From the description above, a number of advantages of the rain guard become evident:

(a) the rain guard will greatly diminish or eliminate water flowing off of the front of a football helmet into a wearer's face.

(b) the rain guard can be transparent to allow the wearer a full range of vision.

(c) the rain guard will add minimal weight to the football helmet.

(d) the rain guard will help make a safer football helmet by providing for clearer vision during a rainy football game.

Operation--1,2,3,4

The manner of using the rain guard is to remove top two screws such as would be inserted through holes 20 attaching the facemask to the helmet, although the facemask does not have to be removed. A forehead pad that is attached via hook and loop fasteners will be removed to allow for access to nuts that hold the top of the facemask. The base of the rain guard 10 is then matched to the two holes in the helmet and the facemask is reattached. If hook and loop connectors are used to attach the rain guard then there is no need to loosen the top two facemask screws. The forehead pad is simply removed and the rain guard is positioned into the area where the facemask nuts are located. The forehead pad is then reattached.

Conclusion, Ramifications, and Scope

Accordingly, the reader will see that this invention can be used to provide improved visibility for the wearer of a football helmet during a rainy game. In addition, the rain guard can be attached by temporary means so that it can be easily removed or replaced during a game, as weather requires. Furthermore, the rain guard attachment has the additional advantages in that

it permits a safer football helmet with very minimal additional weight;

it permits a safer football helmet with very little additional cost to the manufacturer;

it allows for the rain guard to be of clear material to minimally effect the wearer's vision;

Although the description above contains many specifications, these should not be construed as a limiting the scope of the invention but as merely providing illustrations of some of the presently preferred embodiments of this invention. For example, the rain guard could be made with the forehead pad of the helmet attached such that they are one piece. This would facilitate easier removal and replacement of the rain guard.
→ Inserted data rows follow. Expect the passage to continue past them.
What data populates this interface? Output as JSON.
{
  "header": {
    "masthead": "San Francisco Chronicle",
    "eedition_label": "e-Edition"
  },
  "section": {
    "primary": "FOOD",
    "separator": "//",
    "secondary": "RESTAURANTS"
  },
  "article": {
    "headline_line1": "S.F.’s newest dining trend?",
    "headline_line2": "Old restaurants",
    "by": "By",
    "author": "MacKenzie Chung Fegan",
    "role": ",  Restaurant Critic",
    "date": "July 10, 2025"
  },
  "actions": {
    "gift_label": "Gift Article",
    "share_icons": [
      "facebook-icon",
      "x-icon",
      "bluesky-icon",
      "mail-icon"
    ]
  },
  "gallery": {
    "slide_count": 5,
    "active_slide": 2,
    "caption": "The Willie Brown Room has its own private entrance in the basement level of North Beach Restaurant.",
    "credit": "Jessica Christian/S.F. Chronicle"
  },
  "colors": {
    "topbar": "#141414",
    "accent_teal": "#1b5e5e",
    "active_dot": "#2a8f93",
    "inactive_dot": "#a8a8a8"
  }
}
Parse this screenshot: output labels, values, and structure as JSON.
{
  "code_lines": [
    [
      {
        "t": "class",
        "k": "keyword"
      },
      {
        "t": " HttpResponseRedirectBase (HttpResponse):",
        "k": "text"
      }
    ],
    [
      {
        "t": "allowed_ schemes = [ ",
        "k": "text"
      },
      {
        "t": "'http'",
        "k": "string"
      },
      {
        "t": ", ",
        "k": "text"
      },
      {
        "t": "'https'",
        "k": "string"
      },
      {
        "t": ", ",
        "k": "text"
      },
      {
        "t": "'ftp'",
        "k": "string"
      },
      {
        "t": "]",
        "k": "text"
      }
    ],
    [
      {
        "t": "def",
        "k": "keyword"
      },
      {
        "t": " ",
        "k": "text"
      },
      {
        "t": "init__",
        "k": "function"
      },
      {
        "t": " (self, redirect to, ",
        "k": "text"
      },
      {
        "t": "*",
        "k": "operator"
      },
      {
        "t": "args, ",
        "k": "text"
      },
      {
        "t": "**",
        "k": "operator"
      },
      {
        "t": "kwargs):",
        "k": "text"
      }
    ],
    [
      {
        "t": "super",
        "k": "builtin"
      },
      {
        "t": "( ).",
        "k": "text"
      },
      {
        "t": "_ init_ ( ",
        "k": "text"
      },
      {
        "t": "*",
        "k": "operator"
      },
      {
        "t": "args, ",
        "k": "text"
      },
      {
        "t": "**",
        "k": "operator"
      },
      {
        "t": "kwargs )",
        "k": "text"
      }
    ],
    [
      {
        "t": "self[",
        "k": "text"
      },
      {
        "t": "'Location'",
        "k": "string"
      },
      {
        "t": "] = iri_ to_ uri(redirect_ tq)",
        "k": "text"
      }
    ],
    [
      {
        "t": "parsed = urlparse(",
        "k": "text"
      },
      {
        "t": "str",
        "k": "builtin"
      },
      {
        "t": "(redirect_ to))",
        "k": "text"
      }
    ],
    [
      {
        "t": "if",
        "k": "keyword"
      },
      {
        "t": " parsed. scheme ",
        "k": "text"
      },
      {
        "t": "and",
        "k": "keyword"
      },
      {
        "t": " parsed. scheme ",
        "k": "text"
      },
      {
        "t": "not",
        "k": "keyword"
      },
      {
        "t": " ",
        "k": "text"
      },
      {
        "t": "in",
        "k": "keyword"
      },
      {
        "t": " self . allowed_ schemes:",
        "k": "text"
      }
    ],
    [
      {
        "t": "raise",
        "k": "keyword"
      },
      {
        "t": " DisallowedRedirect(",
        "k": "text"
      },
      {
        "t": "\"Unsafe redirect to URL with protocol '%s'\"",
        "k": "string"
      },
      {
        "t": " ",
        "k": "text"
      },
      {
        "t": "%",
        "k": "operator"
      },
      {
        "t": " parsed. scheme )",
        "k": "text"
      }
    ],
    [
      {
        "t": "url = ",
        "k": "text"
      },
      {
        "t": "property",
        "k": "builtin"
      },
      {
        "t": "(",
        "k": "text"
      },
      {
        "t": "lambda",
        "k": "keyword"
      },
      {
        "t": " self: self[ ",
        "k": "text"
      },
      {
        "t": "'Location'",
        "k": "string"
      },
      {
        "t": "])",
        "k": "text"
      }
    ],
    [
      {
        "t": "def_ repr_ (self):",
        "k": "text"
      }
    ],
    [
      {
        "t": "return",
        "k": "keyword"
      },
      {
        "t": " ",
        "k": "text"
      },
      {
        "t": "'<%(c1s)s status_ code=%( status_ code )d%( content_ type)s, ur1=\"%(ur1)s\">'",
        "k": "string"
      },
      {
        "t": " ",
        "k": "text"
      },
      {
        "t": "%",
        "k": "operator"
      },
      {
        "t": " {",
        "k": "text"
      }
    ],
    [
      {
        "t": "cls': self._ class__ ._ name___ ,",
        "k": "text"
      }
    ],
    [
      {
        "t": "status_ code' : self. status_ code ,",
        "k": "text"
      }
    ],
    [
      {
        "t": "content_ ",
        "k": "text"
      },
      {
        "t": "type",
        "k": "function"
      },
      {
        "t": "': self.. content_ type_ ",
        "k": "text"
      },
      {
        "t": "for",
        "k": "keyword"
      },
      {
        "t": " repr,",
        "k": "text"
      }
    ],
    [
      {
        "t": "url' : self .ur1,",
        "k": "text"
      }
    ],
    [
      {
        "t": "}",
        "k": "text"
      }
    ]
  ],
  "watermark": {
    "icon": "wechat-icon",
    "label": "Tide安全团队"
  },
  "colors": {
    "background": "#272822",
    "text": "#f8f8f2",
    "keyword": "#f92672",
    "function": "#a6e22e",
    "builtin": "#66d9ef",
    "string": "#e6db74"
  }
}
Likewise, the attachment could be connected to the facemask itself, again to facilitate easier removal or replacement.

Patent Citations
Cited PatentFiling datePublication dateApplicantTitle
US3166761 *Sep 27, 1961Jan 26, 1965Brunswick CorpChin strap construction for football helmets
US4587677 *Oct 16, 1984May 13, 1986Cooper Canada LimitedHelmet face mask
US5832541 *Jun 11, 1997Nov 10, 1998Rock; KyleFootball helmet incorporating a turf guard
US5978973 *Dec 12, 1997Nov 9, 1999Bauer, Inc.Fastener for use on a protective helmet
Referenced by
Citing PatentFiling datePublication dateApplicantTitle
US8146178 *Dec 9, 2009Apr 3, 2012Kranos Ip CorporationQuick release faceguard retainer
US20090064391 *Sep 10, 2007Mar 12, 2009Michael Herd ElWater-channeling system for rainwear
US20090083900 *Sep 2, 2008Apr 2, 2009Samuel WallaceOpen view facemask visor shield
US20090106883 *Oct 24, 2007Apr 30, 2009Wade Barry LInformation display on facemasks
US20110131710 *Dec 9, 2009Jun 9, 2011Maddux Larry EQuick Release Faceguard Retainer
Classifications
U.S. Classification2/425, 2/424, 2/DIG.5, 2/422
International ClassificationA42B3/10, A42B3/04, A42B3/20
Cooperative ClassificationY10S2/05, A42B3/0406, A42B3/20, A42B3/10
European ClassificationA42B3/04B, A42B3/10, A42B3/20
Legal Events
DateCodeEventDescription
May 8, 2001CCCertificate of correction
May 28, 2004FPAYFee payment
Year of fee payment: 4
Jun 9, 2008REMIMaintenance fee reminder mailed
Nov 28, 2008LAPSLapse for failure to pay maintenance fees
Jan 20, 2009FPExpired due to failure to pay maintenance fee
Effective date: 20081128